The first excerpts of journalist Michael Wolff’s exposé of President Donald Trump sparked a firestorm. Wolff reported that adviser Steve Bannon regards Donald Trump Jr.’s 2016 Trump Tower meeting with influence peddlers from Moscow and Azerbaijan as “treasonous” and “unpatriotic.” The president responded by blasting Bannon, downplaying Bannon’s role and calling him “Sloppy Steve.” Trump tweeted that Wolff was “a total loser” who had produced “a fake book.” Trump sued to block publication, thus just about guaranteeing bestseller status.
This is a juicy read, but surprisingly unsurprising. Anyone paying attention knows Wolff’s broad points: Trump is narcissistic, impulsive and uninterested in governance and legislation. His advisers are chosen from among the few people willing to tolerate his quirks. Wolff offers intriguing detail about West Wing infighting, primarily between Bannon and Ivanka Trump and her husband, Jared Kushner. Wolff believes that Trump’s private and public personae are identical. If you’ve read Trump’s tweets and viewed his speeches, you’ve delved as deep as the man goes.
Wolff spent time with Trump in the months before and after his election. After the book’s publication, Trump insisted that he’d never granted Wolff an interview and had rejected his requests. Wolff reports that he “took up something like a semi-permanent seat on a couch in the West Wing.” He describes the Trump White House as freewheeling. No one ever officially granted Wolff access, and nobody ever ordered him to leave. The fact that Wolff gained sustained access underscores his point about the amateurish nature of Trump’s operation at the time.
About the Author
Michael Wolff has received numerous awards for his writing, including two National Magazine Awards.

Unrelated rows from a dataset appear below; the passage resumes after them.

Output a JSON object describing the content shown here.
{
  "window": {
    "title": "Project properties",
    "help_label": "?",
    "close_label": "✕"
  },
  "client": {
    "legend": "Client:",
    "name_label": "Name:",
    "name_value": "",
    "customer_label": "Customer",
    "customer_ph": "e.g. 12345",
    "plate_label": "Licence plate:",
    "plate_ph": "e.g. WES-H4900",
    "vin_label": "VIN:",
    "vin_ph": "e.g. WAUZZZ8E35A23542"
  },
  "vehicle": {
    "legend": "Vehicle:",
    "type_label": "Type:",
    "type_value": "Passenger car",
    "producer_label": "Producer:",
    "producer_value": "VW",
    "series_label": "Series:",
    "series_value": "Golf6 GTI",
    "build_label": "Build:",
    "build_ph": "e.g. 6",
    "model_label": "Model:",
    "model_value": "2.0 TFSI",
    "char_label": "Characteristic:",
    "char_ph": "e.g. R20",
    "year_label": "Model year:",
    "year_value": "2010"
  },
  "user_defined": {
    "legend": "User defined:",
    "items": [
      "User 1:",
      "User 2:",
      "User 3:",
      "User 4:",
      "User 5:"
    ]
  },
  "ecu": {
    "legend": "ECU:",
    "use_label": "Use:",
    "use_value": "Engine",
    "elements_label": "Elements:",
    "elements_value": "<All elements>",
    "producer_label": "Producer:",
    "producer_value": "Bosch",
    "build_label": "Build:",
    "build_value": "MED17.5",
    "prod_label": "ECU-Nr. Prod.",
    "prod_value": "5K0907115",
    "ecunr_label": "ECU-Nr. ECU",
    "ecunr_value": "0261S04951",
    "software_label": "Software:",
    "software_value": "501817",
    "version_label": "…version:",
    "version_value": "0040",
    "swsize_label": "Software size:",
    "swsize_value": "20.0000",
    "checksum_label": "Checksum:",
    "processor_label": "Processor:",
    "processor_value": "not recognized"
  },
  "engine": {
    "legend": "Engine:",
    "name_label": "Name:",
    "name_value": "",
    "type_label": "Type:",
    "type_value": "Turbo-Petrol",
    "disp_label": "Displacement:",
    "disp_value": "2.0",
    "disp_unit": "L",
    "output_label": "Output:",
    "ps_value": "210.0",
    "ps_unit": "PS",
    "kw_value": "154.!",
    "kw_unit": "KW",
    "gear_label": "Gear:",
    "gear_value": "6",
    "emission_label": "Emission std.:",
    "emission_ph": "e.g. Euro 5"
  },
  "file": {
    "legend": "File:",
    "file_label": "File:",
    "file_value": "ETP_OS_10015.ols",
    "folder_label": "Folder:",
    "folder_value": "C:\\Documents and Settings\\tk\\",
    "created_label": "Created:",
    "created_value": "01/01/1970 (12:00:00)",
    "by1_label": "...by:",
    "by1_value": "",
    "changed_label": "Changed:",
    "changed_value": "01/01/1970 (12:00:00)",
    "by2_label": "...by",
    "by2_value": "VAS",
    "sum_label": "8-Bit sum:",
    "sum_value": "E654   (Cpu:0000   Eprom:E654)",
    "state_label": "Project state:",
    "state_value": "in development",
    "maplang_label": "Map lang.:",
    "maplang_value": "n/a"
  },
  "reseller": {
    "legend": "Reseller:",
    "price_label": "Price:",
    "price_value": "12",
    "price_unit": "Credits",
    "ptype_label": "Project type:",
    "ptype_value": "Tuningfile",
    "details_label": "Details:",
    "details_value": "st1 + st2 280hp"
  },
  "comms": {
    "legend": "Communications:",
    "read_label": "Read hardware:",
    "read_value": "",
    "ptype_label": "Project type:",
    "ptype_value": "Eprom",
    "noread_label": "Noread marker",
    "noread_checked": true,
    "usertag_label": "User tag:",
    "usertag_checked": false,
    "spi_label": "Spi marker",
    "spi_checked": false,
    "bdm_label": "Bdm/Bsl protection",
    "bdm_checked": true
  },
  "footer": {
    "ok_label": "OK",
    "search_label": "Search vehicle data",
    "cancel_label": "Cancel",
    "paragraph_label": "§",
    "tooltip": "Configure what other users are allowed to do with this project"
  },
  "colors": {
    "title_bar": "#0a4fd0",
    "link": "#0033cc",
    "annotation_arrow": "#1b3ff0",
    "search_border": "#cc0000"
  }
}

His previous books include Burn Rate and Television Is the New Television.